Through the corner of my eye I saw my mother taking a mental note of the statement for future reference. Some one from my husband's side spoke next. They were not particularly conservative and hence opined that while I should be allowed to address my husband the way I wanted to when we were alone, I should stick to the traditional ‘Nna' in public.

My father tried objecting to this, but realized that he was outnumbered. My mother chose to remain neutral, her way of taking revenge on my father. I chose to agree with my in-laws, quoting my father's advice on blending with the tradition of the house that we are married into.

It was my husband's turn to speak. He was a natural revolt, often times he would revolt against his own ideas! He declared that I should address him by his name and nothing else. My father looked at me and said that if he heard me call him by name, he would stop talking to me. My husband countered my father's attack. He looked at me firmly and said I was free to choose between the two men.

I was left high and dry! I decided to think calmly. I needed my folks on either side to co-exist. I left the place, but not before uttering what I thought was a clincher. I looked at the gathering before me and said that all fights between daughters-in-law and mothers-in-law had their roots in male ego. So saying I moved away. Soon everyone left, the movie was over. They would have to wait for the next show!

Few hours later, I spotted my father and my husband seated comfortably in front of the television. The memories of the show down that had happened only a few hours earlier seemed to have temporarily vanished. They were discussing the country's economy, thee present day ruling party's inability at containing in-fighting within the party, and similar topics. My mother walked out of the kitchen, and my father immediately lowered the TV volume and made a fake attempt to get up. My mother told him to be seated and gave a cup of tea in his hands. My husband, being new to the game of being married asked my father why he had lowered the TV volume. And my father bit the bait! When your wife is around only her volume should be loud, he said, almost instantly regretting his statement.

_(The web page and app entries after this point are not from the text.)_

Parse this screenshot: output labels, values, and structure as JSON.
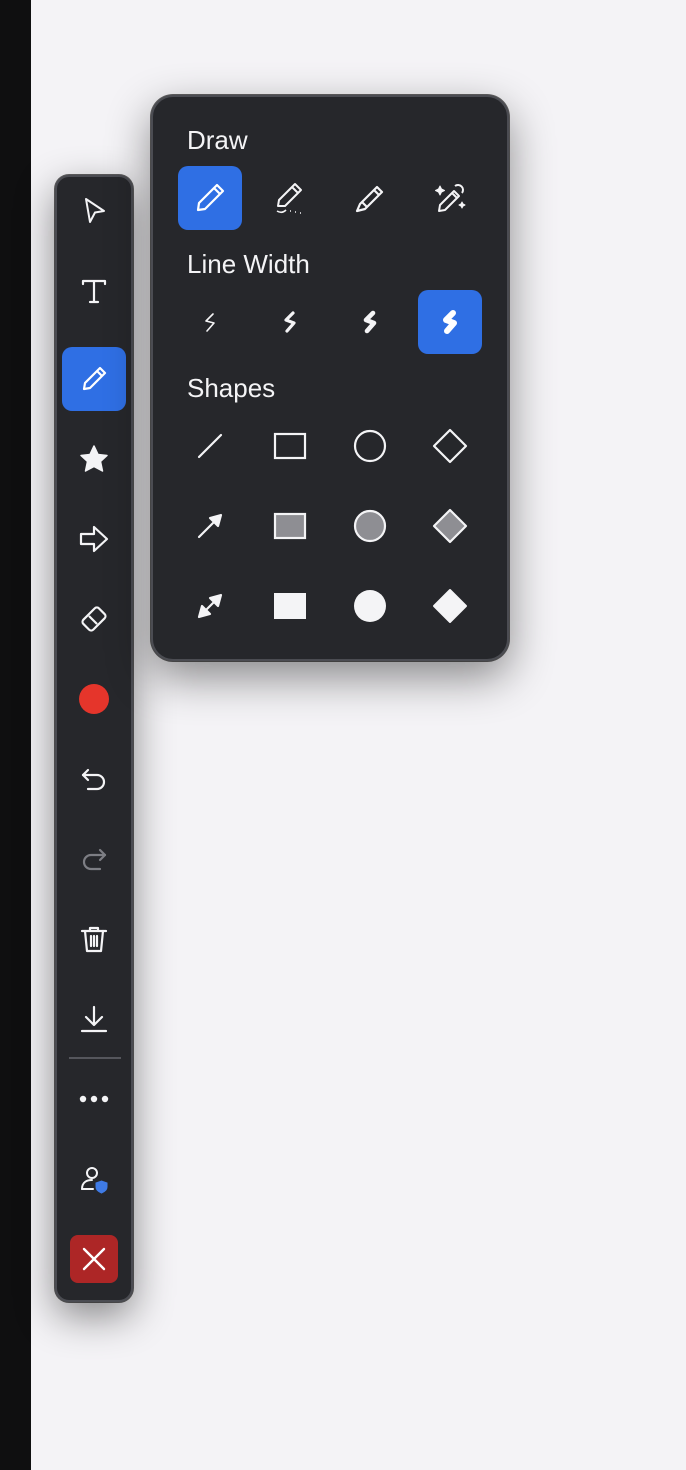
{
  "colors": {
    "toolbar_bg": "#26272b",
    "accent": "#2f6fe4",
    "record_red": "#e5352b",
    "close_red": "#ad2626",
    "icon": "#f4f4f6",
    "icon_disabled": "#7d7e84"
  },
  "toolbar": {
    "items": [
      {
        "name": "select",
        "icon": "pointer-arrow-icon",
        "active": false
      },
      {
        "name": "text",
        "icon": "text-icon",
        "active": false
      },
      {
        "name": "draw",
        "icon": "pencil-icon",
        "active": true
      },
      {
        "name": "stamp",
        "icon": "star-icon",
        "active": false
      },
      {
        "name": "spotlight",
        "icon": "arrow-right-outline-icon",
        "active": false
      },
      {
        "name": "eraser",
        "icon": "eraser-icon",
        "active": false
      },
      {
        "name": "color",
        "icon": "color-dot-icon",
        "active": false,
        "color": "#e5352b"
      },
      {
        "name": "undo",
        "icon": "undo-icon",
        "active": false
      },
      {
        "name": "redo",
        "icon": "redo-icon",
        "active": false,
        "disabled": true
      },
      {
        "name": "clear",
        "icon": "trash-icon",
        "active": false
      },
      {
        "name": "save",
        "icon": "download-icon",
        "active": false
      },
      {
        "name": "more",
        "icon": "more-icon",
        "active": false
      },
      {
        "name": "participants",
        "icon": "user-shield-icon",
        "active": false
      },
      {
        "name": "close",
        "icon": "close-icon",
        "active": false
      }
    ]
  },
  "panel": {
    "draw_title": "Draw",
    "draw_tools": [
      {
        "name": "pen",
        "icon": "pencil-icon",
        "active": true
      },
      {
        "name": "dotted-pen",
        "icon": "pencil-dotted-icon",
        "active": false
      },
      {
        "name": "highlighter",
        "icon": "highlighter-icon",
        "active": false
      },
      {
        "name": "magic-pen",
        "icon": "magic-pen-icon",
        "active": false
      }
    ],
    "line_width_title": "Line Width",
    "line_widths": [
      {
        "name": "width-1",
        "icon": "stroke-thin-icon",
        "active": false
      },
      {
        "name": "width-2",
        "icon": "stroke-medium-icon",
        "active": false
      },
      {
        "name": "width-3",
        "icon": "stroke-thick-icon",
        "active": false
      },
      {
        "name": "width-4",
        "icon": "stroke-heavy-icon",
        "active": true
      }
    ],
    "shapes_title": "Shapes",
    "shapes": [
      {
        "name": "line",
        "icon": "line-icon"
      },
      {
        "name": "rectangle-outline",
        "icon": "rectangle-outline-icon"
      },
      {
        "name": "circle-outline",
        "icon": "circle-outline-icon"
      },
      {
        "name": "diamond-outline",
        "icon": "diamond-outline-icon"
      },
      {
        "name": "arrow",
        "icon": "arrow-icon"
      },
      {
        "name": "rectangle-semi",
        "icon": "rectangle-semi-fill-icon"
      },
      {
        "name": "circle-semi",
        "icon": "circle-semi-fill-icon"
      },
      {
        "name": "diamond-semi",
        "icon": "diamond-semi-fill-icon"
      },
      {
        "name": "double-arrow",
        "icon": "double-arrow-icon"
      },
      {
        "name": "rectangle-filled",
        "icon": "rectangle-filled-icon"
      },
      {
        "name": "circle-filled",
        "icon": "circle-filled-icon"
      },
      {
        "name": "diamond-filled",
        "icon": "diamond-filled-icon"
      }
    ]
  }
}
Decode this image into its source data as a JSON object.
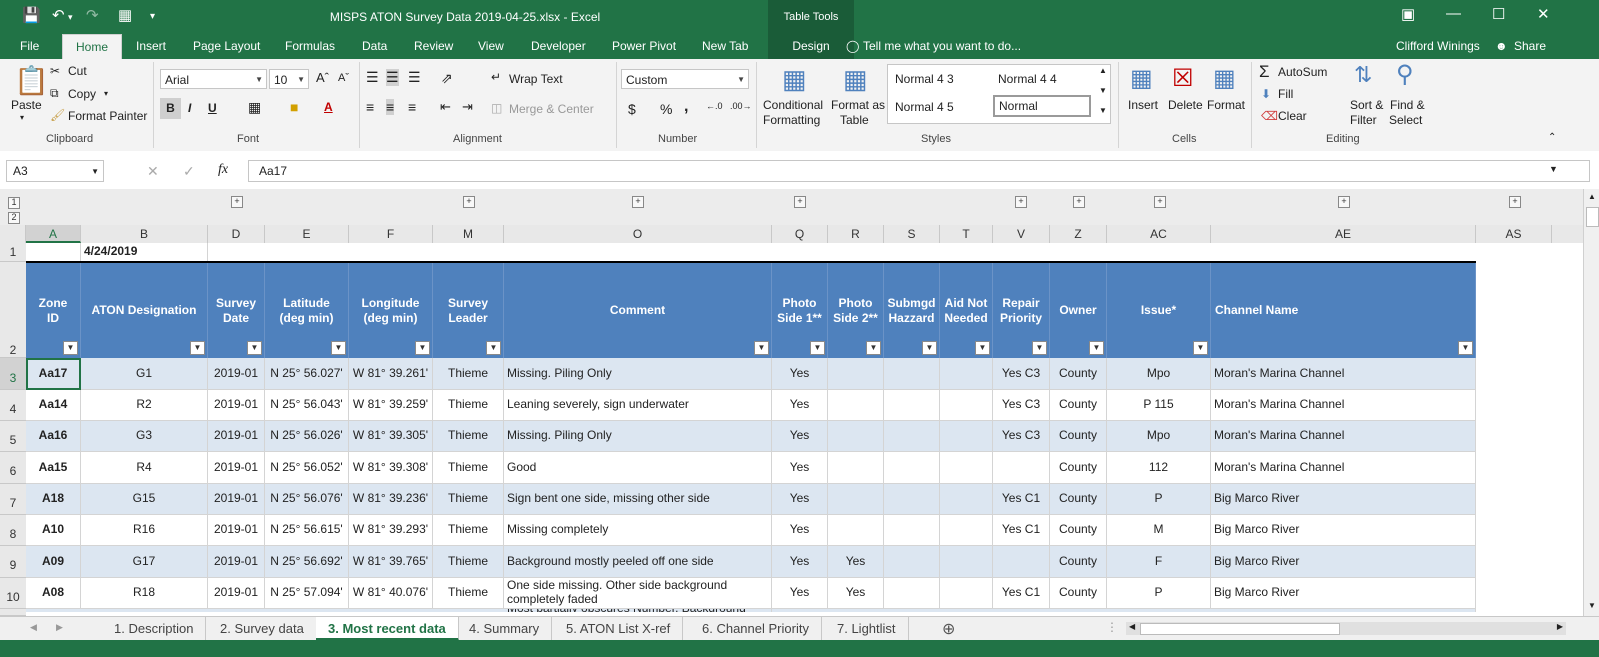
{
  "window": {
    "title": "MISPS ATON Survey Data 2019-04-25.xlsx - Excel",
    "table_tools": "Table Tools",
    "user": "Clifford Winings",
    "share": "Share"
  },
  "ribbon_tabs": [
    "File",
    "Home",
    "Insert",
    "Page Layout",
    "Formulas",
    "Data",
    "Review",
    "View",
    "Developer",
    "Power Pivot",
    "New Tab",
    "Design"
  ],
  "tell_me": "Tell me what you want to do...",
  "clipboard": {
    "paste": "Paste",
    "cut": "Cut",
    "copy": "Copy",
    "format_painter": "Format Painter",
    "group": "Clipboard"
  },
  "font": {
    "name": "Arial",
    "size": "10",
    "group": "Font",
    "bold": "B",
    "italic": "I",
    "underline": "U"
  },
  "alignment": {
    "wrap": "Wrap Text",
    "merge": "Merge & Center",
    "group": "Alignment"
  },
  "number": {
    "format": "Custom",
    "group": "Number",
    "currency": "$",
    "percent": "%",
    "comma": ","
  },
  "styles": {
    "conditional": "Conditional",
    "formatting": "Formatting",
    "format_as": "Format as",
    "table": "Table",
    "s1": "Normal 4 3",
    "s2": "Normal 4 4",
    "s3": "Normal 4 5",
    "s4": "Normal",
    "group": "Styles"
  },
  "cells": {
    "insert": "Insert",
    "delete": "Delete",
    "format": "Format",
    "group": "Cells"
  },
  "editing": {
    "autosum": "AutoSum",
    "fill": "Fill",
    "clear": "Clear",
    "sort": "Sort &",
    "filter": "Filter",
    "find": "Find &",
    "select": "Select",
    "group": "Editing"
  },
  "formula_bar": {
    "name_box": "A3",
    "fx": "fx",
    "value": "Aa17"
  },
  "outline_levels": [
    "1",
    "2"
  ],
  "columns": [
    "A",
    "B",
    "D",
    "E",
    "F",
    "M",
    "O",
    "Q",
    "R",
    "S",
    "T",
    "V",
    "Z",
    "AC",
    "AE",
    "AS"
  ],
  "row_numbers": [
    "1",
    "2",
    "3",
    "4",
    "5",
    "6",
    "7",
    "8",
    "9",
    "10"
  ],
  "date_cell": "4/24/2019",
  "headers": {
    "zone": "Zone ID",
    "aton": "ATON Designation",
    "survey_date": "Survey Date",
    "lat": "Latitude (deg min)",
    "lon": "Longitude (deg min)",
    "leader": "Survey Leader",
    "comment": "Comment",
    "p1": "Photo Side 1**",
    "p2": "Photo Side 2**",
    "submgd": "Submgd Hazzard",
    "aid": "Aid Not Needed",
    "repair": "Repair Priority",
    "owner": "Owner",
    "issue": "Issue*",
    "channel": "Channel Name"
  },
  "rows": [
    {
      "zone": "Aa17",
      "aton": "G1",
      "date": "2019-01",
      "lat": "N 25° 56.027'",
      "lon": "W 81° 39.261'",
      "leader": "Thieme",
      "comment": "Missing.  Piling Only",
      "p1": "Yes",
      "p2": "",
      "sub": "",
      "aid": "",
      "repair": "Yes C3",
      "owner": "County",
      "issue": "Mpo",
      "channel": "Moran's Marina Channel"
    },
    {
      "zone": "Aa14",
      "aton": "R2",
      "date": "2019-01",
      "lat": "N 25° 56.043'",
      "lon": "W 81° 39.259'",
      "leader": "Thieme",
      "comment": "Leaning severely, sign underwater",
      "p1": "Yes",
      "p2": "",
      "sub": "",
      "aid": "",
      "repair": "Yes C3",
      "owner": "County",
      "issue": "P  115",
      "channel": "Moran's Marina Channel"
    },
    {
      "zone": "Aa16",
      "aton": "G3",
      "date": "2019-01",
      "lat": "N 25° 56.026'",
      "lon": "W 81° 39.305'",
      "leader": "Thieme",
      "comment": "Missing.  Piling Only",
      "p1": "Yes",
      "p2": "",
      "sub": "",
      "aid": "",
      "repair": "Yes C3",
      "owner": "County",
      "issue": "Mpo",
      "channel": "Moran's Marina Channel"
    },
    {
      "zone": "Aa15",
      "aton": "R4",
      "date": "2019-01",
      "lat": "N 25° 56.052'",
      "lon": "W 81° 39.308'",
      "leader": "Thieme",
      "comment": "Good",
      "p1": "Yes",
      "p2": "",
      "sub": "",
      "aid": "",
      "repair": "",
      "owner": "County",
      "issue": "112",
      "channel": "Moran's Marina Channel"
    },
    {
      "zone": "A18",
      "aton": "G15",
      "date": "2019-01",
      "lat": "N 25° 56.076'",
      "lon": "W 81° 39.236'",
      "leader": "Thieme",
      "comment": "Sign bent one side, missing other side",
      "p1": "Yes",
      "p2": "",
      "sub": "",
      "aid": "",
      "repair": "Yes C1",
      "owner": "County",
      "issue": "P",
      "channel": "Big Marco River"
    },
    {
      "zone": "A10",
      "aton": "R16",
      "date": "2019-01",
      "lat": "N 25° 56.615'",
      "lon": "W 81° 39.293'",
      "leader": "Thieme",
      "comment": "Missing completely",
      "p1": "Yes",
      "p2": "",
      "sub": "",
      "aid": "",
      "repair": "Yes C1",
      "owner": "County",
      "issue": "M",
      "channel": "Big Marco River"
    },
    {
      "zone": "A09",
      "aton": "G17",
      "date": "2019-01",
      "lat": "N 25° 56.692'",
      "lon": "W 81° 39.765'",
      "leader": "Thieme",
      "comment": " Background mostly peeled off one side",
      "p1": "Yes",
      "p2": "Yes",
      "sub": "",
      "aid": "",
      "repair": "",
      "owner": "County",
      "issue": "F",
      "channel": "Big Marco River"
    },
    {
      "zone": "A08",
      "aton": "R18",
      "date": "2019-01",
      "lat": "N 25° 57.094'",
      "lon": "W 81° 40.076'",
      "leader": "Thieme",
      "comment": "One side missing. Other side background completely faded",
      "p1": "Yes",
      "p2": "Yes",
      "sub": "",
      "aid": "",
      "repair": "Yes C1",
      "owner": "County",
      "issue": "P",
      "channel": "Big Marco River"
    }
  ],
  "partial_row_comment": "Most partially obscures Number. Background",
  "sheet_tabs": [
    "1. Description",
    "2. Survey data",
    "3. Most recent data",
    "4. Summary",
    "5. ATON List X-ref",
    "6. Channel Priority",
    "7. Lightlist"
  ],
  "active_tab": "3. Most recent data"
}
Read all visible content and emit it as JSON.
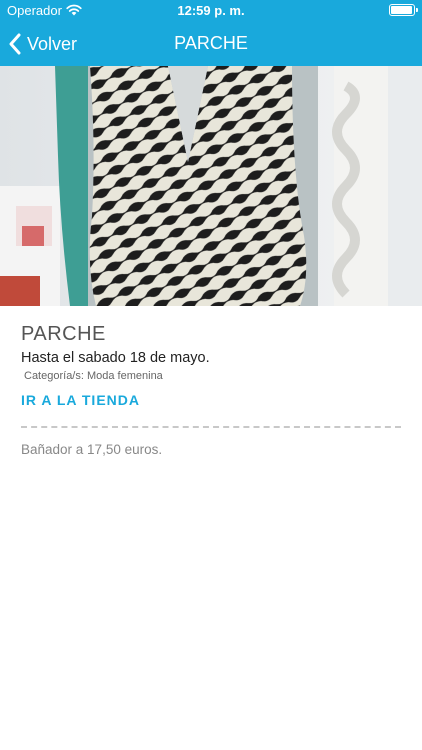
{
  "status_bar": {
    "carrier": "Operador",
    "time": "12:59 p. m.",
    "wifi_icon": "wifi-icon",
    "battery_icon": "battery-icon"
  },
  "nav": {
    "back_label": "Volver",
    "title": "PARCHE"
  },
  "colors": {
    "brand": "#19a9dc",
    "link": "#19a9dc"
  },
  "detail": {
    "store_name": "PARCHE",
    "offer": "Hasta el sabado 18 de mayo.",
    "category": "Categoría/s: Moda femenina",
    "store_link": "IR A LA TIENDA",
    "description": "Bañador a 17,50 euros."
  }
}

He finished the remaining liquid from the glass in a single gulp and went into the kitchen. He had to make amends and that to him was priority number 1. He washed the glass and walked up to my mother. He could not spot a cloth to wipe the glass and tried cleaning it with my mother's hanging part of the pallu. She quickly pulled it away and handed him a towel. As he walked out, she called out to him, ‘Nna'. The tone betrayed her anger as she told him not to play the TV in high volume. It was time for her evening prayers. The TV went into mute mode for the next hour or so. My husband walked up to me and told me he wanted the volume on. This was my chance! I told him to settle my issue with my father as it would become difficult to talk to anyone in the house otherwise. He called my father to the other room and in my presence told my father that he should leave us alone. Before my father could object, he asked my father if he had permitted anyone else to dictate terms to him, especially when it came to issues between him and his wife. My father was clearly outwitted by a younger man, not much different from him.

Reluctantly my father let go. Satisfied at having established peace I left the room. My husband waited to ensure that I was out of ear shot before continuing. Owing to his loud voice I have never been out of earshot.  I heard him tell my father that he thought wisdom lies in allowing your wife to call you by your name, while retaining the freedom to watch TV in high volume, rather than claiming supremacy in the way she addressed you and submitting to her wishes in everything else. To this day my father is a devout disciple of my husband! 

23 years of being married, now a true marriage veteran, I have recently dedicated myself to the cause of re-establishing lost traditions.